We try to be flexible when it comes to visiting hours here. We know that your energy levels are low and that you feel like you need to be at your best whenever your visitors are around. This can be exhausting. I would recommend that unless it is the people closest to you visiting that other visits be limited to ten minutes. You can blame this on me, “that nasty doctor has limited visiting times.” Your energy is a precious and scarce resource. We’re keen to help you save your energy for whatever you feel like doing. Please let us help you. We’re keen to try to make life easier for you if possible.

Palace of Care – First Do No Harm

Photo by Liza Pooor on Unsplash

It’s not like what you see on TV. In real life, resuscitation doesn’t work so well. I’ve worked on many cardiac arrest calls in the past and almost 100% were not successful. In those few successful resuscitations, the person was left physically and mentally damaged. With your burden of disease, the chances of a successful resuscitation would be close to zero. The first thing they teach us in medical school is, “first do no harm.” If something that we are considering doing has questionable benefits but likely harm, we really need to think about it carefully. You have so much going on already, and the last thing we want to do is to make your situation worse. Some of our treatments could worsen things with little chance of benefit. If your heart or lungs were to stop working, we would not be able to bring you back. We would not perform CPR as it would cause you harm with no benefit at all. I don’t think you are at risk of having your heart or lungs stop just yet, but I have to be clear with you as to what to expect. I don’t want there to be any surprises between us. It’s not over yet. So let’s focus on making the most of your time. Let’s concentrate on something that will help you, treatments that can decrease your suffering, and make you more comfortable. Is there something that you have always wanted to do that you haven’t done yet? Is there something nice that we could help organise?

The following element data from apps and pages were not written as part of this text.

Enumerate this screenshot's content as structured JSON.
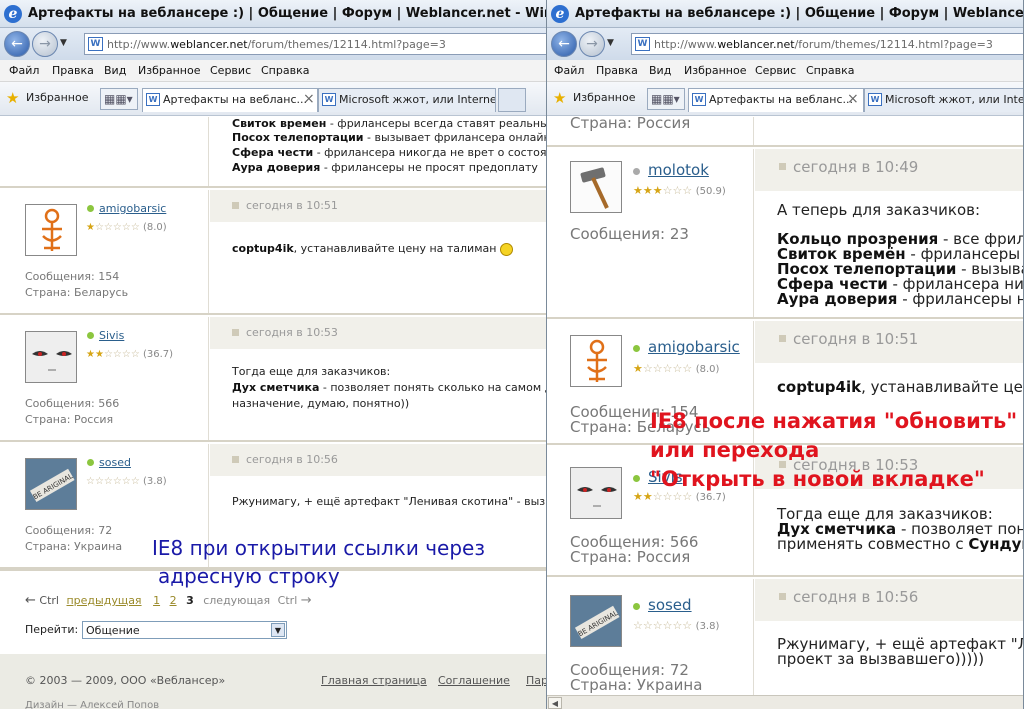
{
  "left": {
    "title": "Артефакты на вебланcере :) | Общение | Форум | Weblancer.net - Windows Internet Explorer",
    "url_prefix": "http://www.",
    "url_domain": "weblancer.net",
    "url_path": "/forum/themes/12114.html?page=3",
    "menu": [
      "Файл",
      "Правка",
      "Вид",
      "Избранное",
      "Сервис",
      "Справка"
    ],
    "favorites": "Избранное",
    "tab1": "Артефакты на вебланс...",
    "tab2": "Microsoft жжот, или Interne...",
    "tab_close": "×",
    "top_lines": [
      {
        "b": "Свиток времен",
        "t": " - фрилансеры всегда ставят реальные сроки"
      },
      {
        "b": "Посох телепортации",
        "t": " - вызывает фрилансера онлайн в любое"
      },
      {
        "b": "Сфера чести",
        "t": " - фрилансера никогда не врет о состоянии дел"
      },
      {
        "b": "Аура доверия",
        "t": " - фрилансеры не просят предоплату"
      }
    ],
    "posts": [
      {
        "user": "amigobarsic",
        "rating": "(8.0)",
        "messages": "Сообщения: 154",
        "country": "Страна: Беларусь",
        "time": "сегодня в 10:51",
        "text_b": "coptup4ik",
        "text": ", устанавливайте цену на талиман"
      },
      {
        "user": "Sivis",
        "rating": "(36.7)",
        "messages": "Сообщения: 566",
        "country": "Страна: Россия",
        "time": "сегодня в 10:53",
        "line1": "Тогда еще для заказчиков:",
        "line2_b": "Дух сметчика",
        "line2": " - позволяет понять сколько на самом деле ст",
        "line3": "назначение, думаю, понятно))"
      },
      {
        "user": "sosed",
        "rating": "(3.8)",
        "messages": "Сообщения: 72",
        "country": "Страна: Украина",
        "time": "сегодня в 10:56",
        "text": "Ржунимагу, + ещё артефакт \"Ленивая скотина\" - вызывает к"
      }
    ],
    "pager": {
      "arrow_left": "←",
      "ctrl1": "Ctrl",
      "prev": "предыдущая",
      "p1": "1",
      "p2": "2",
      "p3": "3",
      "next": "следующая",
      "ctrl2": "Ctrl",
      "arrow_right": "→"
    },
    "goto_label": "Перейти:",
    "goto_value": "Общение",
    "footer_copy": "© 2003 — 2009, ООО «Вебланcер»",
    "footer_links": [
      "Главная страница",
      "Соглашение",
      "Пар"
    ],
    "footer_line2": "Дизайн — Алексей Попов",
    "overlay1": "IE8 при открытии ссылки через",
    "overlay2": "адресную строку",
    "overlay_color": "#1a1aa8"
  },
  "right": {
    "title": "Артефакты на вебланcере :) | Общение | Форум | Weblancer.net - Windows Internet Explorer",
    "url_prefix": "http://www.",
    "url_domain": "weblancer.net",
    "url_path": "/forum/themes/12114.html?page=3",
    "menu": [
      "Файл",
      "Правка",
      "Вид",
      "Избранное",
      "Сервис",
      "Справка"
    ],
    "favorites": "Избранное",
    "tab1": "Артефакты на вебланс...",
    "tab2": "Microsoft жжот, или Interne...",
    "tab_close": "×",
    "top_country": "Страна: Россия",
    "posts": [
      {
        "user": "molotok",
        "rating": "(50.9)",
        "messages": "Сообщения: 23",
        "time": "сегодня в 10:49",
        "intro": "А теперь для заказчиков:",
        "lines": [
          {
            "b": "Кольцо прозрения",
            "t": " - все фрила"
          },
          {
            "b": "Свиток времён",
            "t": " - фрилансеры в"
          },
          {
            "b": "Посох телепортации",
            "t": " - вызыва"
          },
          {
            "b": "Сфера чести",
            "t": " - фрилансера нико"
          },
          {
            "b": "Аура доверия",
            "t": " - фрилансеры не"
          }
        ]
      },
      {
        "user": "amigobarsic",
        "rating": "(8.0)",
        "messages": "Сообщения: 154",
        "country": "Страна: Беларусь",
        "time": "сегодня в 10:51",
        "text_b": "coptup4ik",
        "text": ", устанавливайте цену"
      },
      {
        "user": "Sivis",
        "rating": "(36.7)",
        "messages": "Сообщения: 566",
        "country": "Страна: Россия",
        "time": "сегодня в 10:53",
        "line1": "Тогда еще для заказчиков:",
        "line2_b": "Дух сметчика",
        "line2": " - позволяет поня",
        "line3": "применять совместно с ",
        "line3_b": "Сундуко"
      },
      {
        "user": "sosed",
        "rating": "(3.8)",
        "messages": "Сообщения: 72",
        "country": "Страна: Украина",
        "time": "сегодня в 10:56",
        "line1": "Ржунимагу, + ещё артефакт \"Лен",
        "line2": "проект за вызвавшего)))))"
      }
    ],
    "overlay1": "IE8 после нажатия \"обновить\"",
    "overlay2": "или перехода",
    "overlay3": "\"Открыть в новой вкладке\"",
    "overlay_color": "#e0141e"
  }
}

I think therefore I am? – Masks

Photo by Khashayar Kouchpeydeh on Unsplash

Medical masks have become part of daily life in hospice and palliative care units all over the world over the past three years. We have had to get used to having important conversations with most of our faces covered. Compassionate expressions have had to be conveyed with the aid of eyebrows and hands. Smiles have been with eyes only rather than with the full face.

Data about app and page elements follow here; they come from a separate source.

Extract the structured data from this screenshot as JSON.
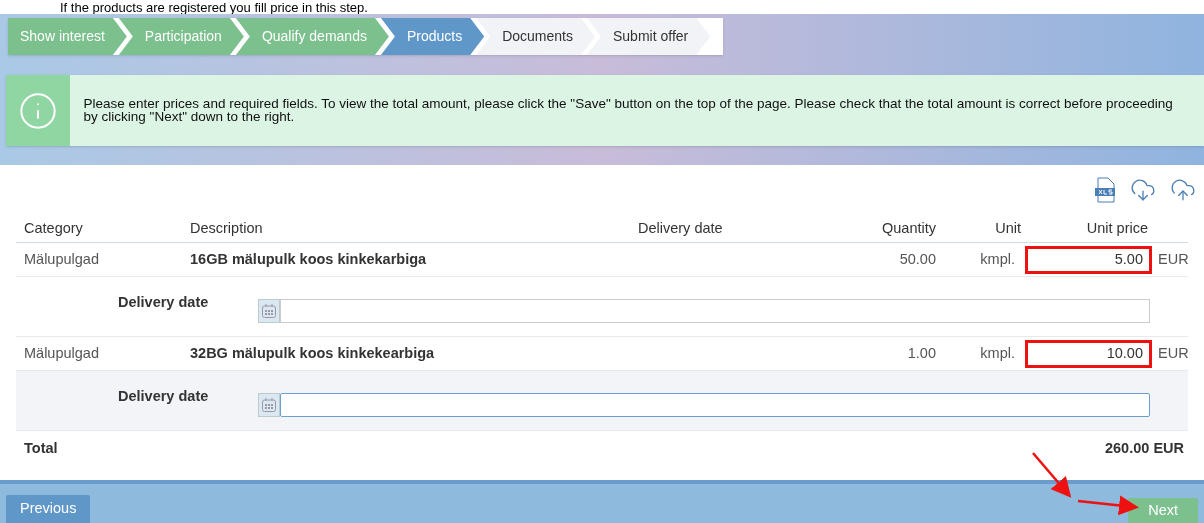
{
  "caption": "If the products are registered you fill price in this step.",
  "steps": [
    {
      "label": "Show interest",
      "selected": false
    },
    {
      "label": "Participation",
      "selected": false
    },
    {
      "label": "Qualify demands",
      "selected": false
    },
    {
      "label": "Products",
      "selected": true
    },
    {
      "label": "Documents",
      "selected": false
    },
    {
      "label": "Submit offer",
      "selected": false
    }
  ],
  "info": "Please enter prices and required fields. To view the total amount, please click the \"Save\" button on the top of the page. Please check that the total amount is correct before proceeding by clicking \"Next\" down to the right.",
  "table": {
    "columns": [
      "Category",
      "Description",
      "Delivery date",
      "Quantity",
      "Unit",
      "Unit price"
    ],
    "rows": [
      {
        "category": "Mälupulgad",
        "description": "16GB mälupulk koos kinkekarbiga",
        "quantity": "50.00",
        "unit": "kmpl.",
        "price": "5.00",
        "currency": "EUR",
        "highlighted": true,
        "delivery_label": "Delivery date",
        "delivery_focused": false
      },
      {
        "category": "Mälupulgad",
        "description": "32BG mälupulk koos kinkekearbiga",
        "quantity": "1.00",
        "unit": "kmpl.",
        "price": "10.00",
        "currency": "EUR",
        "highlighted": true,
        "delivery_label": "Delivery date",
        "delivery_focused": true
      }
    ],
    "total_label": "Total",
    "total": "260.00",
    "total_currency": "EUR"
  },
  "buttons": {
    "previous": "Previous",
    "next": "Next"
  }
}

There are a number of workmates I have worked with for two years or more, with which we have never seen each other’s faces. I removed my mask in order to be heard more clearly during a family meeting the other day and my patient who had known me for eight months saw my whole face for the first time. There are young children who have only known people outside of their own families to wear masks most of the time. Things are changing with the easing of COVID restrictions but for the healthcare workforce, it will be a while yet until we can take off our masks for good.

A barrier to viruses can also serve as a barrier to communication. People who have hearing impairments cannot lip-read if other people’s mouths are completely covered. There has been less transmission of yawns. Apparently, if you are more empathetic and you see someone else yawn, it can trigger a yawn of your own.

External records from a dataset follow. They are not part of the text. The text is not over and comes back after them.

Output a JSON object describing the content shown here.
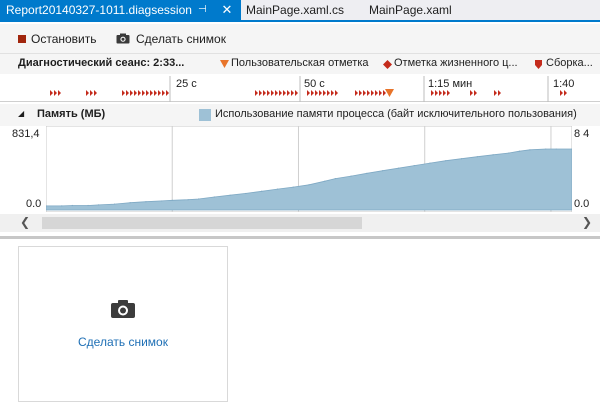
{
  "tabs": [
    {
      "label": "Report20140327-1011.diagsession",
      "active": true
    },
    {
      "label": "MainPage.xaml.cs",
      "active": false
    },
    {
      "label": "MainPage.xaml",
      "active": false
    }
  ],
  "tab_icons": {
    "pin": "pin-icon",
    "close": "close-icon"
  },
  "toolbar": {
    "stop_label": "Остановить",
    "snapshot_label": "Сделать снимок"
  },
  "session": {
    "title": "Диагностический сеанс: 2:33...",
    "legend": [
      {
        "label": "Пользовательская отметка",
        "marker": "orange-triangle-icon",
        "color": "#e8742a"
      },
      {
        "label": "Отметка жизненного ц...",
        "marker": "red-diamond-icon",
        "color": "#c42b1c"
      },
      {
        "label": "Сборка...",
        "marker": "red-down-marker-icon",
        "color": "#c42b1c"
      }
    ]
  },
  "timeline": {
    "ticks": [
      "25 с",
      "50 с",
      "1:15 мин",
      "1:40"
    ]
  },
  "memory": {
    "title": "Память (МБ)",
    "legend": "Использование памяти процесса (байт исключительного пользования)",
    "y_max_label": "831,4",
    "y_min_label": "0.0",
    "y_max_label_right": "8 4",
    "y_min_label_right": "0.0"
  },
  "chart_data": {
    "type": "area",
    "series": [
      {
        "x": [
          0,
          3,
          5,
          8,
          10,
          13,
          16,
          19,
          22,
          24,
          27,
          29,
          32,
          35,
          38,
          41,
          44,
          47,
          50,
          53,
          55,
          58,
          61,
          64,
          67,
          70,
          73,
          76,
          79,
          82,
          85,
          88,
          90,
          92,
          95,
          97,
          100
        ],
        "values": [
          42,
          42,
          46,
          46,
          52,
          60,
          74,
          84,
          92,
          98,
          104,
          112,
          132,
          150,
          168,
          190,
          212,
          232,
          256,
          292,
          318,
          344,
          372,
          398,
          424,
          450,
          476,
          500,
          520,
          540,
          560,
          578,
          596,
          610,
          618,
          618,
          618
        ]
      }
    ],
    "ylim": [
      0,
      831.4
    ],
    "color": "#9ec1d6"
  },
  "snapshot_card": {
    "label": "Сделать снимок",
    "icon": "camera-icon"
  },
  "colors": {
    "accent": "#007acc",
    "chart_fill": "#9ec1d6",
    "stop_red": "#a1260d",
    "link_blue": "#1e6fb5"
  }
}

On the other side of the mask is that there are many choices of masks that people can choose to wear. Maybe it has allowed people to show more clearly what fashions they want to show off. People can show their membership in groups with the type of mask they wear. They don’t just have to be the same old boring surgical light blue but can be any colour of the rainbow.

Has it become easier for people to mask their intentions? What else is being hidden? What else is being left unshared? Kisses are left unblown. We are now more familiar with the smell of our own breath than ever before. What else has been lost since we have been wearing masks? Will we ever get those things back?